There are a host of different approaches to getting a job – ask 100 experts and you’ll get 100 different answers. However, our guest blogger, Dean Ruxton, succeeded with an approach that many would discourage and some would abhor – is there such a thing as “successful spamming” and can it actually get you a graduate job?
“Spamming” in general gets a bad name. For most purposes, it amounts to inbox terrorism or a channel for shameless, viral self-promotion. However, in terms of getting a job in the shortest amount of time possible, it’s also a cost effective and economically viable method. I graduated with a BA last September and, like most of my classmates, found it harder than I could have imagined to even get a response from a potential employer, let alone a job. That’s when I decided to utilise a structured, focused ‘spam’ week to flood the market with my info; it took five days to implement and since then, I have had a 50% response rate, six interviews, three offers (one of which I accepted) and am still receiving phone calls.

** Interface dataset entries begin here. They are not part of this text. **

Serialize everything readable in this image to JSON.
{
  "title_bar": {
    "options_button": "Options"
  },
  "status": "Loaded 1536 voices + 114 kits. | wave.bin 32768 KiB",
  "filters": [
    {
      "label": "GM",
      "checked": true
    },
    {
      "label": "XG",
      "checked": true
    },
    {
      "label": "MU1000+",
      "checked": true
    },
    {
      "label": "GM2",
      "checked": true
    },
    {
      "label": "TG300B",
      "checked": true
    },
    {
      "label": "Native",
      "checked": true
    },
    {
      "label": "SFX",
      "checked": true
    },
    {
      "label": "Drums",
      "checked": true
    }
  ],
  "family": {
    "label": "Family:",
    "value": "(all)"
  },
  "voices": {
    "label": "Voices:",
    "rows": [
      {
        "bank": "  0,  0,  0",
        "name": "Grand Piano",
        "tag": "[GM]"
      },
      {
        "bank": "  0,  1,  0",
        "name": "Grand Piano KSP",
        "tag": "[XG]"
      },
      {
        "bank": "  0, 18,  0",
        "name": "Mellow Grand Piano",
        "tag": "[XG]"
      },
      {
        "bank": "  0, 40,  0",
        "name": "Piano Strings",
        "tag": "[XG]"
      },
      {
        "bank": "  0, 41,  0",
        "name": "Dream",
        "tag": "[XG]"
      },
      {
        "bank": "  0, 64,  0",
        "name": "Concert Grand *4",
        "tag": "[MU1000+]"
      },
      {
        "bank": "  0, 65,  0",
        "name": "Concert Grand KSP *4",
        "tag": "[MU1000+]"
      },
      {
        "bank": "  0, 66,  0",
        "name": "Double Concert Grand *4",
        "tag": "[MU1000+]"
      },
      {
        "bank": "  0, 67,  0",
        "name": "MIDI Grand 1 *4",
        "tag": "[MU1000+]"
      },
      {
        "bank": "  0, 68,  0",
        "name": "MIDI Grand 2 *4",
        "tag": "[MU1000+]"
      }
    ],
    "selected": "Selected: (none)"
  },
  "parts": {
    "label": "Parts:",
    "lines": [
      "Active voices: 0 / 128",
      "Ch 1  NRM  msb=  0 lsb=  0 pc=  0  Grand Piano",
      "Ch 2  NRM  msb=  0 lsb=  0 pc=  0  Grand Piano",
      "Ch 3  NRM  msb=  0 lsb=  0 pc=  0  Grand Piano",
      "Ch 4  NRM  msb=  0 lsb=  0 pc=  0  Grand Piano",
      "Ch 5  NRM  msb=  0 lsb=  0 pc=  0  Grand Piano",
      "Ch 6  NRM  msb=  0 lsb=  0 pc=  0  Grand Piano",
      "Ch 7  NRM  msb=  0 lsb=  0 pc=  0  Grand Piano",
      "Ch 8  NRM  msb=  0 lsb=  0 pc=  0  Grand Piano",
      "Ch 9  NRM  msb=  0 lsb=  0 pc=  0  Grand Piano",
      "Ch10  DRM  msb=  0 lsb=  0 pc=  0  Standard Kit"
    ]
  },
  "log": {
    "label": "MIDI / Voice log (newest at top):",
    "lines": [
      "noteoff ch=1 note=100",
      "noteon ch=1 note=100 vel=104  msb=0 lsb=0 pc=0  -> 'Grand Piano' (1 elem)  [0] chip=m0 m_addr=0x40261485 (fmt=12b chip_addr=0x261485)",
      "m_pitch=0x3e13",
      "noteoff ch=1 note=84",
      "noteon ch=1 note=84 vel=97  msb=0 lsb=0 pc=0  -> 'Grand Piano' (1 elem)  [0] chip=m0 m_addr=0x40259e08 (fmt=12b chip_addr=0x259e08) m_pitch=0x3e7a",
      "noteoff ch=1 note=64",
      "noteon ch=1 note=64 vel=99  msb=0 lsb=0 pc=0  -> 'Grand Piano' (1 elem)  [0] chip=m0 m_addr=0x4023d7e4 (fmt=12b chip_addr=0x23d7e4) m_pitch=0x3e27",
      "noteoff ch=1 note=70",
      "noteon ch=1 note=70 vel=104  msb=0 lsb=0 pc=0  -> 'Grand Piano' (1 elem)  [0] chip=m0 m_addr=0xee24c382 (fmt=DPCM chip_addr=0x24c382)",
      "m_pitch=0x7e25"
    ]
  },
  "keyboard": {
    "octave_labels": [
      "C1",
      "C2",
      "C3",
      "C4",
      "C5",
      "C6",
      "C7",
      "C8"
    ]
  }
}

Before you start, you will need:
■ A short, punchy, one-page CV. One page might seem short, but there’s actually university professors who champion their own one-page CV; just keep it concise and be ruthless.
■ A couple of stock cover letters. For higher level positions, you will have to tailor your cover letters, but you can also utilise a couple of general ones; for example, you might have one that could satisfyingly cover any retail, hospitality or customer service positions.
■ Paper, stamps and envelopes.
This is an aggressive distribution process that will involve applying for 40 positions in a 4 day period. First, you will need an A3 piece of paper, ruled out into four sections, each representing a day of the week; my own template spanned Monday-Thursday. This frees up Friday to catch up on any day targets you didn’t reach, or to follow up on any very promising contacts you made during the week.
Within each day section, list the numbers 1-10 (how you orientate the page is up to you – just make sure you can follow it). It’s important that you write the name of the company you’re applying to and the position – this makes for a quick reference point should you receive any unexpected calls and removes any chance of a fatal error on on your part by forgetting what position you applied for within a company.
The name of the game is efficiency in distribution. You will be using four main channels; the mailed CV, walk-ins, online applications and online job-posting sites. The biggest mistake you can make here is over-relying on generic jobs boards like jobs.ie; due to the sheer volume of applications, your chances are dramatically reduced from the get-go. Here’s an approximate percentage breakdown guide to using these channels:
Mailed CV- 50%
If possible, ring ahead to get a manager’s name and put it on the envelope (if not, “Hiring Manager” will do for general serving, retail and hospitality positions). This method really is your best friend for our purposes; it’s quick, casts a wide net and makes sure your information reaches its target.
Online (position-specific) applications 25%
They’re looking to fill a position and will list the role responsibilities and desired characteristics; it’s up to you to hone your educational credentials and experience to convince them you’re suitable.
More suited to local positions in retail, bars etc. For customer-facing types of roles, it can’t hurt for the manager to get a glimpse of your presentation and demeanour.
Job sites 10%
Again, don’t be fooled into thinking you’re being productive by spending too much time surfing these websites. You can get lucky, but the statistics aren’t in your favour.
For a week, this is your job. Get up early, get dressed and then begin your shift. It gets more difficult to find places to apply to as the week progresses, but remember that any job is a good job. However, don’t waste your own or anybody else’s time by applying for a position that deep down you know you would not accept. By all means have a broad outlook, but also know what jobs you would or would not accept. While waiting for responses, it can only help to keep going. Keep networking, calling, surfing and emailing for leads. If nothing happens, change something. It could be your CV, your approach or your attitude. It is true that you need a certain amount of luck, but you can increase your chances dramatically by altering your methods, reviewing your strategy and marketing yourself effectively.
This approach may not be a fast track to your desired career path, but the fact remains; it’s a lot easier to get a job if you already have one.
This “Successful spamming” worked for Dean. What do you think? Has anyone else tried this approach (and with what results)? What do careers advisers and graduate recruiters make of Dean’s strategy? Let us know! And if you want to take a more considered approach to speculative applications, read this advice on gradireland.com http://gradireland.com/careers-advice/cvs-and-applications/how-to-write-a-speculative-application